We see the Beall brothers in front of Randolph’s real estate office at 105 E. Madison. Randolph was located here from 1921 to 1944.
Newspapers were the only public medium in 1890 and they were full of politics. Nearly every newspaper endorsed political candidates. In August 1890, George Kirby and Randolph Beall began publishing “The Advance” newspaper, a publication dedicated to the interests of the Prohibition Party. The Advance regularly covered the activities of the Woman’s Christian Temperance Union. The WCTU opposed intoxicating liquors and endorsed the global spread of Christianity. I don’t know how long this paper ran, but it was still going in September 1891.
Thomas F. Armstrong, former editor of the Tingley Vindicator, began publishing The Weekly News in August 1892 in Mt. Ayr. The Mount Ayr Record-News gets half its name from this newspaper.
Randolph Beall bought half interest in this newspaper in December 1892 and the newspaper plant was moved to 115 N. Taylor at this time. In February 1893, Walter Beall bought T. F. Armstrong’s interest in the newspaper.
Walter Hamlin Beall graduated from Mt. Ayr High School in 1889, spent a couple years at Simpson College, and then worked as a stenographer in Des Moines before returning to Mount Ayr. Randolph and Walter’s father, Ithamar Sry Beall, co-founded the Ringgold Record in 1865.

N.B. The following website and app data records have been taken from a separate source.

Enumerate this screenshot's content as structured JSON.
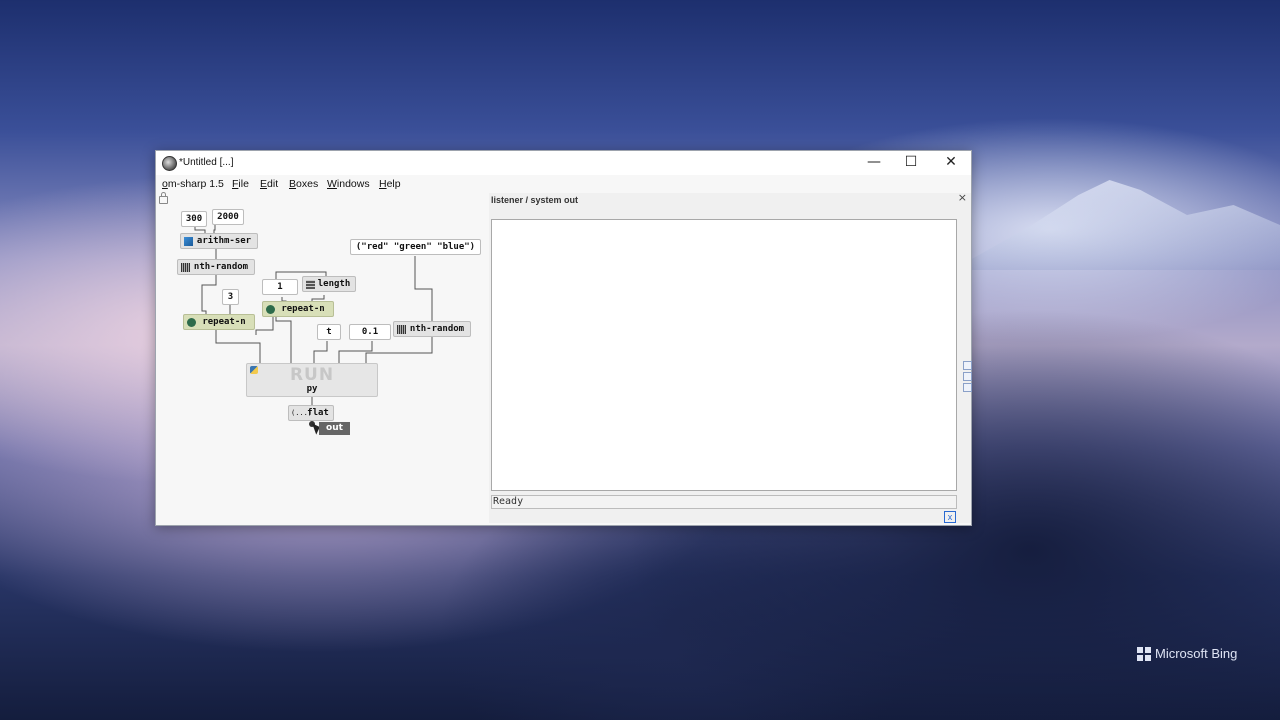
{
  "window": {
    "title": "*Untitled  [...]",
    "controls": {
      "minimize": "—",
      "maximize": "☐",
      "close": "✕"
    }
  },
  "menu": {
    "app": "om-sharp 1.5",
    "file": "File",
    "edit": "Edit",
    "boxes": "Boxes",
    "windows": "Windows",
    "help": "Help"
  },
  "patch": {
    "boxes": {
      "n300": "300",
      "n2000": "2000",
      "arithm_ser": "arithm-ser",
      "nth_random_1": "nth-random",
      "n3": "3",
      "repeat_n_1": "repeat-n",
      "n1": "1",
      "length": "length",
      "repeat_n_2": "repeat-n",
      "colors_list": "(\"red\" \"green\" \"blue\")",
      "t": "t",
      "n01": "0.1",
      "nth_random_2": "nth-random",
      "run": "RUN",
      "py": "py",
      "flat": "flat",
      "flat_icon": "(...)",
      "out": "out"
    }
  },
  "listener": {
    "title": "listener / system out",
    "close": "×",
    "status": "Ready",
    "clear": "x"
  },
  "desktop": {
    "watermark": "Microsoft Bing"
  }
}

Soon after the brothers took charge of the paper, the name was changed to Twice-A-Week News and was published on Tuesday and Friday. Also, the Twice-A-Week News was now a Prohibitionist Party newspaper.
The paper was a success and the brothers needed to expand. In May 1897, Ed Case was hired to lay the brick for the new, two-story building at 111 E. Madison, the current home of Lefty’s Club Tavern. J. R. Hillhouse would burn the brick at his south yard. Randolph and Walter moved into their new office in October 1897.
The other newspapers were busy, too. Howard Tedford joined his father at the Ringgold Record in January 1893. Howard was an extremely capable man as he later became a book binder for the State of Iowa, and, still later, became secretary for Republican U. S. Representative, Karl LeCompte. LeCompte was once owner of the Corydon Republican-Times newspaper.
In 1895, Sam Spurrier came from Clearfield to manage the mechanical department of the Ringgold Record. His role at the Record would change in the future.
The Mount Ayr Journal was keeping pace, but would slip in the next decade. Were three newspapers too many for Mount Ayr? We’ll find out next week.